rigori Perelman may not be such a familiar name, however, in 2006 it became very popular at an international level. Perelman is a Russian mathematician who is simply in love with the subject. He started showing it at only 10 years of age when he was able to solve advanced equations at a post-graduate level.
Born and raised in Saint Petersburg, Russia, Perelman came from neither a rich background nor a very intellectual one as both of his parents were factory workers. Since the age of 10, Perelman attended a math afterschool club. His math teacher named Sergei Rukshin was a 19-year-old prodigy who at the time was his idol.
Rukshin managed to inspire Perelman to use his mathematical abilities to “pursue the impossible.” Perelman wasn’t just very good at maths, he was an absolute genius that was able to solve complex math problems in his head without writing any calculations down.
Passion becoming a way of life
As time went by he got his Doctorate in Mathematics.

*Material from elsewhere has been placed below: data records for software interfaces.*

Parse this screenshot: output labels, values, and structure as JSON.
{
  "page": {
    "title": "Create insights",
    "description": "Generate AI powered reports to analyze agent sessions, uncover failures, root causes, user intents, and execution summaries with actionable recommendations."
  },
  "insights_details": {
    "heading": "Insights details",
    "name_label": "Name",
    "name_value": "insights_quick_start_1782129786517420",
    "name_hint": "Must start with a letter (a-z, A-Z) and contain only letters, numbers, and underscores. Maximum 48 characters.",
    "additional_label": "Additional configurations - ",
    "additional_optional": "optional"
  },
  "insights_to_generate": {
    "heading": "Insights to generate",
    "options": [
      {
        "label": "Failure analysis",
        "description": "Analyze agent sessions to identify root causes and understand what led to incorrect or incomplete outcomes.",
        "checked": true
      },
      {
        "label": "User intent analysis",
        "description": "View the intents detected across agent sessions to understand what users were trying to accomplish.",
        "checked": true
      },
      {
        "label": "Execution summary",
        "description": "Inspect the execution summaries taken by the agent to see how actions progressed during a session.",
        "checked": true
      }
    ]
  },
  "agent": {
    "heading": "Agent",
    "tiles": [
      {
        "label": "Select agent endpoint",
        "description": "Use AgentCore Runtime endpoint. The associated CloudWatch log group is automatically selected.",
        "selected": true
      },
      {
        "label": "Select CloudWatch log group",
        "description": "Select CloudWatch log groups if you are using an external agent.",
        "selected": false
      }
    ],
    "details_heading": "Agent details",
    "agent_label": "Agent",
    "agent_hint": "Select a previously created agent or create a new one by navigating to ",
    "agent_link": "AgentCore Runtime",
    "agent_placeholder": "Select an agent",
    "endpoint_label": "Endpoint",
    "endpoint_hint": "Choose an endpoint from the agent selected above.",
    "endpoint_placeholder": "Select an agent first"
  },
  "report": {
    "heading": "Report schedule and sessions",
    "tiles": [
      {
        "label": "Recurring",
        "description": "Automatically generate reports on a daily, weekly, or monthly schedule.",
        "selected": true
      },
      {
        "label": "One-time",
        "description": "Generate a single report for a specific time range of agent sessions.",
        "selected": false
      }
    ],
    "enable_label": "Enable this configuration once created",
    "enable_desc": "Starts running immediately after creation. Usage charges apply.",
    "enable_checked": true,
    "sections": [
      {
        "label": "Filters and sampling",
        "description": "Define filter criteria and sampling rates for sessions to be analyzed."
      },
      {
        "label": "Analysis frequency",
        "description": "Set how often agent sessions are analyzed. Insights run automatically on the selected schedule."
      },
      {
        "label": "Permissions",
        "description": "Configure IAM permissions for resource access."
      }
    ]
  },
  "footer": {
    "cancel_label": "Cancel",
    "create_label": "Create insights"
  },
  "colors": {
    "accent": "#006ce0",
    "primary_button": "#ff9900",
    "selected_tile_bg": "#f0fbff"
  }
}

He was so obsessed with his passion for mathematics that he started living his way by this passion. He would calculate everything he would do, even calculating the value of his friendships and other social behaviors. Everything in his life had to be organized in a logical manner.
In 1994, Perelman went to the United States to discuss maths with other brilliant mathematics. Whilst he was there he managed to solve the Soul theorem, a very complex mathematical problem from 1972 created by Gromoll and Cheeger who no one was able to solve in decades.
Perelman solved the problem by only taking four pages of calculations whilst other mathematicians in previous years wrote books worth of calculations in trying to solve this problem. This brought him a lot of fame within the United States. He was even offered a job as a lecturer at both Stanford and Princeton universities which he refused.
In 1995, he returned to Russia and discontinued any communication with the international mathematics community. They wanted fame and admiration for their work, something that Perelman didn’t want as he considered it distracting and irrelevant.
Solving 1 of the 7 Millenium problems
The Millenium problems are considered the most difficult mathematical problems to date. Perelman wanted to solve the Poincare Conjecture, a topology problem first presented by French mathematician Henry Poincare in 1904. A problem so complex no mathematician managed to solve it in over a century.
From 1995 to 2002, Perelman dedicated most of his time to solving the problem. In his mind everything had a logic, and so did every problem, but he understood that complexity comes with a price that most were not willing to pay for time/dedication.
In November 2002, Perelman published a paper in which he solved the problem, but the paper never got checked by anyone else in the field, something that must be done for any academic paper in order for it to be considered valid, especially in the field of mathematics.
He didn’t ask for anyone to validate his work as he was trying to avoid fame as he stated in one of his letters sent to Cambridge in response to why his paper wasn’t validated.
In 2006, Perelman received the Fields medal which is the most prestigious prize a mathematician could win. This is the equivalent of a Nobel Prize but for maths and Perelman is the first and only person to refuse it.
Refusing 1 million dollars
What Perelman didn’t know and really did not care about was that solving the Poincare conjecture came with a prize of one million U.S. Dollars offered by the Clay Mathematics Insitute from Cambridge, Massachusetts. In 2010 when he was offered the prize he once again refused, making him quite famous around the globe for refusing this sum of money.
In an interview on a Russian television show, he gave this response when asked why he refused the prize:
“I am not interested in money or fame. For me, such things are irrelevant in life because if my solution is the right one, there is no better reward. I don’t want to be displayed like an animal in a zoo, I want to be seen as a scientist who studies the field for the benefit of others.” (Quote by Grigori Perelman)
It seems that for Perelman his meaning of life revolves around doing what he loves and also helping others at the same time. He is still the only man of science to refuse prizes for his work and I think that teaches us the best lesson possible.
In life, we should not pursue things because they bring fame or wealth, we should pursue them because it is what we love doing. Money never meant a thing to Perelman as with or without a million dollars, he would live his life in the exact same way.
His simple way of life is yet complex for us to comprehend as we care too much about material things and in the process, we forget to enjoy life. In the book Perfect Rigor written by Masha Gessen, the author describes how with his knowledge of maths Perelman tried to identify the meaning of life at which he discovered that the meaning of life is helping those around you by doing what you do best and love doing.